- **Data to process**
=======

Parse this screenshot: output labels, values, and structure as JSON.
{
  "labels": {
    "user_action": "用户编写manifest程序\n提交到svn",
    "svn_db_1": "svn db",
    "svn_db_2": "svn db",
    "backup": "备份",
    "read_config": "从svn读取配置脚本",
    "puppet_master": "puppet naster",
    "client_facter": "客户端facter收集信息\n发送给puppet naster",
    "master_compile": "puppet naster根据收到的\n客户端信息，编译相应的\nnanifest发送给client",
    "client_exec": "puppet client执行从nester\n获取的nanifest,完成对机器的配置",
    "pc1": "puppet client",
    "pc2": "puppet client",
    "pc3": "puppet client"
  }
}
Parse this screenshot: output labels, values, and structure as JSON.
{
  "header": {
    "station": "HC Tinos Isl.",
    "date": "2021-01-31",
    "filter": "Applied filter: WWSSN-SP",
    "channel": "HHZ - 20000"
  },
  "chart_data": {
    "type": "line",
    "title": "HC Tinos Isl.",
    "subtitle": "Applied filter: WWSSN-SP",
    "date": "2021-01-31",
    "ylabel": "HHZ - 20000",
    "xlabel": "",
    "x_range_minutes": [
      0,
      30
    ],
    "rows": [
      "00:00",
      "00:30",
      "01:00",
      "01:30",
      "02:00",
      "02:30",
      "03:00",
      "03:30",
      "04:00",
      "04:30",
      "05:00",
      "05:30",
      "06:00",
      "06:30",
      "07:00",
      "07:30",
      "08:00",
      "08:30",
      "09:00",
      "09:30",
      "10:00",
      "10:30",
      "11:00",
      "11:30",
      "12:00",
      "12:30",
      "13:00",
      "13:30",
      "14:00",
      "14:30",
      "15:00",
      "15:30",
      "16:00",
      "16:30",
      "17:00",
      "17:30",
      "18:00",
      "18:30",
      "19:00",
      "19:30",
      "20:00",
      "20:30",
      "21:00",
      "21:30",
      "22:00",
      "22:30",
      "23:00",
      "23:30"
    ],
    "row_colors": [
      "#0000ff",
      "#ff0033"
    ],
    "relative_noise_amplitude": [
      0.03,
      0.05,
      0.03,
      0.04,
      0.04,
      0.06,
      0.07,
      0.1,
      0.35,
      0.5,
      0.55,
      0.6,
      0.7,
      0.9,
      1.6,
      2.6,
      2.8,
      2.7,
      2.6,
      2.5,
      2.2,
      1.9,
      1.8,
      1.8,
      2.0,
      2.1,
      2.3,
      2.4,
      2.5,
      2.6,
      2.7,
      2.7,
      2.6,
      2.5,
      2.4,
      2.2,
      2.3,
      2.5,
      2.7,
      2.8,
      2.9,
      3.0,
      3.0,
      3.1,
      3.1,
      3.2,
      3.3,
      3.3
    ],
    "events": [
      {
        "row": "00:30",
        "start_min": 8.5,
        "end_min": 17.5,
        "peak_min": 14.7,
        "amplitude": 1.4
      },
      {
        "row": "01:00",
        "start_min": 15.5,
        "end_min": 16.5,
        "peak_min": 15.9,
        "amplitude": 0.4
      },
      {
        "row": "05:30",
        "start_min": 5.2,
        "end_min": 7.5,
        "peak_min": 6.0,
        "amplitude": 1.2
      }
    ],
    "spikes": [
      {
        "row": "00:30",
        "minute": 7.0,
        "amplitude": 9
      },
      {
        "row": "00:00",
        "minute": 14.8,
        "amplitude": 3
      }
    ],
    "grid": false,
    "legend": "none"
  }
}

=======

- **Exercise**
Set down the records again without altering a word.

- **Task output**
Parse this screenshot: output labels, values, and structure as JSON.
{
  "labels": {
    "user_action": "用户编写manifest程序\n提交到svn",
    "svn_db_1": "svn db",
    "svn_db_2": "svn db",
    "backup": "备份",
    "read_config": "从svn读取配置脚本",
    "puppet_master": "puppet naster",
    "client_facter": "客户端facter收集信息\n发送给puppet naster",
    "master_compile": "puppet naster根据收到的\n客户端信息，编译相应的\nnanifest发送给client",
    "client_exec": "puppet client执行从nester\n获取的nanifest,完成对机器的配置",
    "pc1": "puppet client",
    "pc2": "puppet client",
    "pc3": "puppet client"
  }
}
Parse this screenshot: output labels, values, and structure as JSON.
{
  "header": {
    "station": "HC Tinos Isl.",
    "date": "2021-01-31",
    "filter": "Applied filter: WWSSN-SP",
    "channel": "HHZ - 20000"
  },
  "chart_data": {
    "type": "line",
    "title": "HC Tinos Isl.",
    "subtitle": "Applied filter: WWSSN-SP",
    "date": "2021-01-31",
    "ylabel": "HHZ - 20000",
    "xlabel": "",
    "x_range_minutes": [
      0,
      30
    ],
    "rows": [
      "00:00",
      "00:30",
      "01:00",
      "01:30",
      "02:00",
      "02:30",
      "03:00",
      "03:30",
      "04:00",
      "04:30",
      "05:00",
      "05:30",
      "06:00",
      "06:30",
      "07:00",
      "07:30",
      "08:00",
      "08:30",
      "09:00",
      "09:30",
      "10:00",
      "10:30",
      "11:00",
      "11:30",
      "12:00",
      "12:30",
      "13:00",
      "13:30",
      "14:00",
      "14:30",
      "15:00",
      "15:30",
      "16:00",
      "16:30",
      "17:00",
      "17:30",
      "18:00",
      "18:30",
      "19:00",
      "19:30",
      "20:00",
      "20:30",
      "21:00",
      "21:30",
      "22:00",
      "22:30",
      "23:00",
      "23:30"
    ],
    "row_colors": [
      "#0000ff",
      "#ff0033"
    ],
    "relative_noise_amplitude": [
      0.03,
      0.05,
      0.03,
      0.04,
      0.04,
      0.06,
      0.07,
      0.1,
      0.35,
      0.5,
      0.55,
      0.6,
      0.7,
      0.9,
      1.6,
      2.6,
      2.8,
      2.7,
      2.6,
      2.5,
      2.2,
      1.9,
      1.8,
      1.8,
      2.0,
      2.1,
      2.3,
      2.4,
      2.5,
      2.6,
      2.7,
      2.7,
      2.6,
      2.5,
      2.4,
      2.2,
      2.3,
      2.5,
      2.7,
      2.8,
      2.9,
      3.0,
      3.0,
      3.1,
      3.1,
      3.2,
      3.3,
      3.3
    ],
    "events": [
      {
        "row": "00:30",
        "start_min": 8.5,
        "end_min": 17.5,
        "peak_min": 14.7,
        "amplitude": 1.4
      },
      {
        "row": "01:00",
        "start_min": 15.5,
        "end_min": 16.5,
        "peak_min": 15.9,
        "amplitude": 0.4
      },
      {
        "row": "05:30",
        "start_min": 5.2,
        "end_min": 7.5,
        "peak_min": 6.0,
        "amplitude": 1.2
      }
    ],
    "spikes": [
      {
        "row": "00:30",
        "minute": 7.0,
        "amplitude": 9
      },
      {
        "row": "00:00",
        "minute": 14.8,
        "amplitude": 3
      }
    ],
    "grid": false,
    "legend": "none"
  }
}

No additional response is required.